Skip to main content

In Brief This Week: Illumina; Agilent; Integrated DNA Technologies; Hybrigenics; Monogram Biosciences; UTEP

NEW YORK (GenomeWeb News) – Illumina earlier this week said that it had delivered the first genome through its individual genome sequencing service. The first customer was Hermann Hauser, a partner in Amadeus Capital Partners.

Illumina said that it generated more than 110 gigabases of data, sequencing the genome to more than 30-fold coverage, at its CLIA-certified laboratory, which is also accredited by the College of American Pathologists, using its Genome Analyzer technology.

The company launched its $48,000 personal genome sequencing service, which it offers through physicians, in June

Agilent Technologies said this week that it had split its Life Science and Chemical Analysis Group into two separate businesses.

As part of the split, Mike McMullen was promoted to senior vice president of Agilent and president of the Chemical Analysis Group. Nick Roelofs was promoted to Agilent SVP and president of the Life Sciences Group. Each had previously been vice president and general manager of his respective unit.

Integrated DNA Technologies this week said that it had received $99,750 in stimulus funding from the National Institutes of Health to fund continuing research on gene silencing with U1 adapter oligonucleotides.

Hybrigenics has signed a 3-year research services agreement worth $2.1 million with an undisclosed multinational life sciences company. The firm said earlier this week that under the agreement it will build specific cDNA libraries from the living organisms of interest to the client company, perform yeast two-hybrid screens on demand, and compile exclusive bioinformatics databases of newly identified protein interactions. The results will be visualized with Hybrigenics' bioinformatics tools, such as its PIM-Rider software.

Researchers from Monogram Biosciences, Theraclone Sciences, The Scripps Research Institute and the International AIDS Vaccine Initiative have collaborated to discover two new antibodies to HIV that they believe may be used to design an AIDS vaccine. The researchers describe their findings of the of the PG9 and PG16 antibodies in the journal Science this week.

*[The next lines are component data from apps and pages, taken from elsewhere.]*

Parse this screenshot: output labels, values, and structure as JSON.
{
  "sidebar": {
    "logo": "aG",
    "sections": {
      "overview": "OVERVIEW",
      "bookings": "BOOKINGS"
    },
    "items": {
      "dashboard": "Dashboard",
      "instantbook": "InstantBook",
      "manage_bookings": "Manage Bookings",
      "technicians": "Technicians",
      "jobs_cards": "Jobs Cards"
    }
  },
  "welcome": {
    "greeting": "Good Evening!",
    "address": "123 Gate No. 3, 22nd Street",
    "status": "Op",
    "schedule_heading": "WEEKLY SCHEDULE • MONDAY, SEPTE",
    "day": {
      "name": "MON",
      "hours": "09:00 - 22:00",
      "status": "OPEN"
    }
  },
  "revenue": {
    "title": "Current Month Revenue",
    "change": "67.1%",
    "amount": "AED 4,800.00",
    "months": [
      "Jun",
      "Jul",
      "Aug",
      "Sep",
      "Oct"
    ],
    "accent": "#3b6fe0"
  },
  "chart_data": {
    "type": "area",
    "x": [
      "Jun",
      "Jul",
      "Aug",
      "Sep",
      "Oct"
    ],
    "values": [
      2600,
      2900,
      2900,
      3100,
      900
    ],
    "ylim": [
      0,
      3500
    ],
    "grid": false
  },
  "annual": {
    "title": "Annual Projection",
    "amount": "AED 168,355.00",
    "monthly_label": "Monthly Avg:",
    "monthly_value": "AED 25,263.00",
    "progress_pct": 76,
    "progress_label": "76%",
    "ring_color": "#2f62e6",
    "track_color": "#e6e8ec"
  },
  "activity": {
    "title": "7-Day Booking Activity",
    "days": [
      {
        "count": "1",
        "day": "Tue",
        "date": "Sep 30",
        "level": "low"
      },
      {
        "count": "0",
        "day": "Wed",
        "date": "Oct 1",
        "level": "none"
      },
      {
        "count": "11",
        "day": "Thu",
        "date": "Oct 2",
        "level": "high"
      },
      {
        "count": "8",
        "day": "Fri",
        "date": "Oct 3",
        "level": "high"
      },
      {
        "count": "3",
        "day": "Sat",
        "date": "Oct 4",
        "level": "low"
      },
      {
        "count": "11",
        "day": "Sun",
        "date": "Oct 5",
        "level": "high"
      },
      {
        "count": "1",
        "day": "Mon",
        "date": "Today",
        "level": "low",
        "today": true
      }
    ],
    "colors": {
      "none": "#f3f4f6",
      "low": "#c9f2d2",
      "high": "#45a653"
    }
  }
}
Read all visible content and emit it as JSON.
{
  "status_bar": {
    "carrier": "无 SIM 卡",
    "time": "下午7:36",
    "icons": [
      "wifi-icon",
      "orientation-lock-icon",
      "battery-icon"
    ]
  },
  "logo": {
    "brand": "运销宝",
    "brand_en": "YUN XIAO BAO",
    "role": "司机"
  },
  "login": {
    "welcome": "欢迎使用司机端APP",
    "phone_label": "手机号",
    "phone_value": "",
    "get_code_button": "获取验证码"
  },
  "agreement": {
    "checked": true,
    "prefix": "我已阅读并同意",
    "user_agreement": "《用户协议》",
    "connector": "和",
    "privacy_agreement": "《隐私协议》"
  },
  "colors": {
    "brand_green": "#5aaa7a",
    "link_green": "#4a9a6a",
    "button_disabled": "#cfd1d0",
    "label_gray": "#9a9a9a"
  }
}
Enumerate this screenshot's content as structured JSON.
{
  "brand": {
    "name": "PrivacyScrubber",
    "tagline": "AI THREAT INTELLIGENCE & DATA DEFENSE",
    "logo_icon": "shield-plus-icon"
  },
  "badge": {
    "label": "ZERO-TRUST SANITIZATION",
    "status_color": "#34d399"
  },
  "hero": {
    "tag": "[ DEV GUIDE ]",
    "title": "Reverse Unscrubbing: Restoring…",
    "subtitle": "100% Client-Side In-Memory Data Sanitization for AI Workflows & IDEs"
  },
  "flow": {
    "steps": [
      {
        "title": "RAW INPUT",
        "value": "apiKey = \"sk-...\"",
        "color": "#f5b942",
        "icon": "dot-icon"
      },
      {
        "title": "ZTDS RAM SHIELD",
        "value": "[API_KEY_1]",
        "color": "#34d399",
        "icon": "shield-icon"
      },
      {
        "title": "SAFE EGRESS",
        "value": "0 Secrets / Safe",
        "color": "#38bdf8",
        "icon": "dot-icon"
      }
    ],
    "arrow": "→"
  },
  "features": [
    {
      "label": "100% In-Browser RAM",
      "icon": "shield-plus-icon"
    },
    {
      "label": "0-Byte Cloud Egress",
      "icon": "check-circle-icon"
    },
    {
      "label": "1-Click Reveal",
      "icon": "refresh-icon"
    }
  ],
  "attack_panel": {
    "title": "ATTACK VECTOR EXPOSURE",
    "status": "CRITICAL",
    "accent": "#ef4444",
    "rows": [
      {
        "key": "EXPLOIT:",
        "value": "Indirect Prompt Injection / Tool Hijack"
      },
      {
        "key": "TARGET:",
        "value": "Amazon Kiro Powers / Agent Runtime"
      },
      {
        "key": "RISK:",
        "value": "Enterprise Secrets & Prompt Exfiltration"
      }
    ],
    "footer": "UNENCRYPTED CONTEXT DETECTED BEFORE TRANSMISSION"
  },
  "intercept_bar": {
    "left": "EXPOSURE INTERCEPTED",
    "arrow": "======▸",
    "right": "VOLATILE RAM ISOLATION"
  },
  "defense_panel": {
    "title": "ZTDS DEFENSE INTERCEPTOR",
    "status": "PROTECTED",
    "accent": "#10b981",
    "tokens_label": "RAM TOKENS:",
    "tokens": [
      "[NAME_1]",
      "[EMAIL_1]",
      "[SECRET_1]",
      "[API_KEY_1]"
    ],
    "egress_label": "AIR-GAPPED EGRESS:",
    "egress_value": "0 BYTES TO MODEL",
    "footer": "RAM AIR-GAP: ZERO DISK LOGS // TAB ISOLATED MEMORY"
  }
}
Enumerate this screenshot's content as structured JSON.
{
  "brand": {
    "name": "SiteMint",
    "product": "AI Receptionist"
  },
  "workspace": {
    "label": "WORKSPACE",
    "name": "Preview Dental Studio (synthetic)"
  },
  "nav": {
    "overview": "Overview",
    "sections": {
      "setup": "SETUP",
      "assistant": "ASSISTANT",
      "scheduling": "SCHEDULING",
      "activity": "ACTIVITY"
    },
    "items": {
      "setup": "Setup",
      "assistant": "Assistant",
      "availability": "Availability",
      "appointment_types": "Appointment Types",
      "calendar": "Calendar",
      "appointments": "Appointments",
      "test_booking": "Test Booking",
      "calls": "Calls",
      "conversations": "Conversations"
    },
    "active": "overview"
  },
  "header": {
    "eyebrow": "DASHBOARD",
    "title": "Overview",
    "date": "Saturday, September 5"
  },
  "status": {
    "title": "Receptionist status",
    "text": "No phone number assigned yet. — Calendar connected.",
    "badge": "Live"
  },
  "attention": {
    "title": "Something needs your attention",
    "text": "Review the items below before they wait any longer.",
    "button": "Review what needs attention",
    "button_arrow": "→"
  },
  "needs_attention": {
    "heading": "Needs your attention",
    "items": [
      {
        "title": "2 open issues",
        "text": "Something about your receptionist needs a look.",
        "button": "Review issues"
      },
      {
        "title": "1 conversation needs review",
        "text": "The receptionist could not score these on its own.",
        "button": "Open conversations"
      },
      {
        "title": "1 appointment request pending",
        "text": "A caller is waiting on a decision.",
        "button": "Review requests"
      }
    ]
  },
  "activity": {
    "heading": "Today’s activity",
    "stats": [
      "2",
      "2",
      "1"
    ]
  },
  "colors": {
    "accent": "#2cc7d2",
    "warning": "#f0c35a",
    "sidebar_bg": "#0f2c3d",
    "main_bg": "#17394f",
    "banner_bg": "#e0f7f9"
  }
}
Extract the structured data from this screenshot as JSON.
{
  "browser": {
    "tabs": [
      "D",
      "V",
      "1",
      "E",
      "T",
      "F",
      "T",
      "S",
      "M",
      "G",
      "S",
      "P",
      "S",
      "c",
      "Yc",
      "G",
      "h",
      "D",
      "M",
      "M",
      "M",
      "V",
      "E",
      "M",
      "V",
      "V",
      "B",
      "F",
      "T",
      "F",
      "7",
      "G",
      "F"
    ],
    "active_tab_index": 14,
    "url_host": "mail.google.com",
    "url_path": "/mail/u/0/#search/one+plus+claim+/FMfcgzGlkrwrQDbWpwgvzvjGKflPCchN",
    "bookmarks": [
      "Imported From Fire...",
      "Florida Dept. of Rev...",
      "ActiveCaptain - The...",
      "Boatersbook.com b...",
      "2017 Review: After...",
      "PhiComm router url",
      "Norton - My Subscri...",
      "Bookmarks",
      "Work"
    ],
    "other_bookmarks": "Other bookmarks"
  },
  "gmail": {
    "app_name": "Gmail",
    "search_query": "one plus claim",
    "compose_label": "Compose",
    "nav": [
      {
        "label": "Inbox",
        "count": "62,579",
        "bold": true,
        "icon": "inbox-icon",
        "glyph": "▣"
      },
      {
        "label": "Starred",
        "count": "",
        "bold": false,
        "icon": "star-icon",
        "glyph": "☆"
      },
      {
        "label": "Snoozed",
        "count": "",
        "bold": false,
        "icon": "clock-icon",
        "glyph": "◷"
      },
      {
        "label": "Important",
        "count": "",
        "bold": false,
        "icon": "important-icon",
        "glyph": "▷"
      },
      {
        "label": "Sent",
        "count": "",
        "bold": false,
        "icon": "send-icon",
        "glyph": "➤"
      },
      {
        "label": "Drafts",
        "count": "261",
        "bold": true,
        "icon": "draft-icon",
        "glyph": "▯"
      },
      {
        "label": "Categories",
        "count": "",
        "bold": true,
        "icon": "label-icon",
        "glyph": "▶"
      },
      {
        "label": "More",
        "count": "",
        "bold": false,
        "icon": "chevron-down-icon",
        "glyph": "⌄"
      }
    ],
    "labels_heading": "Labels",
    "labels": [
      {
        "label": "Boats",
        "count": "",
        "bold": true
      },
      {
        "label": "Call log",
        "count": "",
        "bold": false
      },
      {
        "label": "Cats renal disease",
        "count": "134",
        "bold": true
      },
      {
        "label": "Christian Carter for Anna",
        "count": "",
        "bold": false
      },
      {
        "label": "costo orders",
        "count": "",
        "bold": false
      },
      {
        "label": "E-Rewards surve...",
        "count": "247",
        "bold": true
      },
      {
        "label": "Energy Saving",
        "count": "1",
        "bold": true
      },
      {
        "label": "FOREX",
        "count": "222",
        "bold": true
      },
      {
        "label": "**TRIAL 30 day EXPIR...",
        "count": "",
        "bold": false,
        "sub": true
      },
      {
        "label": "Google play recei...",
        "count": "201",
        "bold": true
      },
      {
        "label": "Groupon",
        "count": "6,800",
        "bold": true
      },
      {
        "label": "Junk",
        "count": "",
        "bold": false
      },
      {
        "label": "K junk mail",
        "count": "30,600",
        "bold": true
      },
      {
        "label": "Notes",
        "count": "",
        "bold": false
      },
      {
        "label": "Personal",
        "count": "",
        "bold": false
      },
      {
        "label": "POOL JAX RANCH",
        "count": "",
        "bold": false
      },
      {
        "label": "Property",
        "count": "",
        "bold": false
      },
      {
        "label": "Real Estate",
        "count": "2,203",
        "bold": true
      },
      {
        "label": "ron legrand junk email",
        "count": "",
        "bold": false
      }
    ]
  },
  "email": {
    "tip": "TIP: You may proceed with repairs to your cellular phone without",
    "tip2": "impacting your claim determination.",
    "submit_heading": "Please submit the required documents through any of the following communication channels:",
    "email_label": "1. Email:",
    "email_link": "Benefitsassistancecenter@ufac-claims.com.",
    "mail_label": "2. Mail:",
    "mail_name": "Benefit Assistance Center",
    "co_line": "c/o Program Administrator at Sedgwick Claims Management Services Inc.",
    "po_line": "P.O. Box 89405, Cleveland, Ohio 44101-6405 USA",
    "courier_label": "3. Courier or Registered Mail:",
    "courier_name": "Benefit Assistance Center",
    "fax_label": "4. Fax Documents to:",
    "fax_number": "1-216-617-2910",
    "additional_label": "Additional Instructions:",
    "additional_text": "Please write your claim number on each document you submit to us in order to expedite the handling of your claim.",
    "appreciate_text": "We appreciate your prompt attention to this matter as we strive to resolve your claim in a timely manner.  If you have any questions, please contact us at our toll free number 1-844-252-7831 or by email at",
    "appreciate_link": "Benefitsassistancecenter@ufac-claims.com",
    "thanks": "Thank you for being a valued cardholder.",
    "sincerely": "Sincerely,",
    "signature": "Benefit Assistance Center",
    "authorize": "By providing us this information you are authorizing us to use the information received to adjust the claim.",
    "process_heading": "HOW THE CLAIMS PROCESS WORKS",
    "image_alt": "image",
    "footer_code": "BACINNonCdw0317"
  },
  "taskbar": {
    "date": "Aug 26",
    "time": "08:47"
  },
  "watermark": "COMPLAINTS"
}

As part of the research, Monogram screened sera from more than 1,800 HIV-infected volunteers for broadly neutralizing activity. The antibodies were detected using Monogram's micro-neutralization assay, a new, specialized test that the firm believes will open up opportunities to screen additional donor samples for similar antibodies.

The University of Texas El Paso has opened its $45 million, 140,000-square-foot Bioscience Research Building. The new facility includes equipment for performing genomic and cell-based image analysis applications. It also houses the Border Biomedical Research Center, which is supported by the Research Centers in Minority Institutions program of the National Institutes of Health.

The Scan

Call to Look Again

More than a dozen researchers penned a letter in Science saying a previous investigation into the origin of SARS-CoV-2 did not give theories equal consideration.

Not Always Trusted

In a new poll, slightly more than half of US adults have a great deal or quite a lot of trust in the Centers for Disease Control and Prevention, the Hill reports.

Identified Decades Later

A genetic genealogy approach has identified "Christy Crystal Creek," the New York Times reports.

Science Papers Report on Splicing Enhancer, Point of Care Test for Sexual Transmitted Disease

In Science this week: a novel RNA structural element that acts as a splicing enhancer, and more.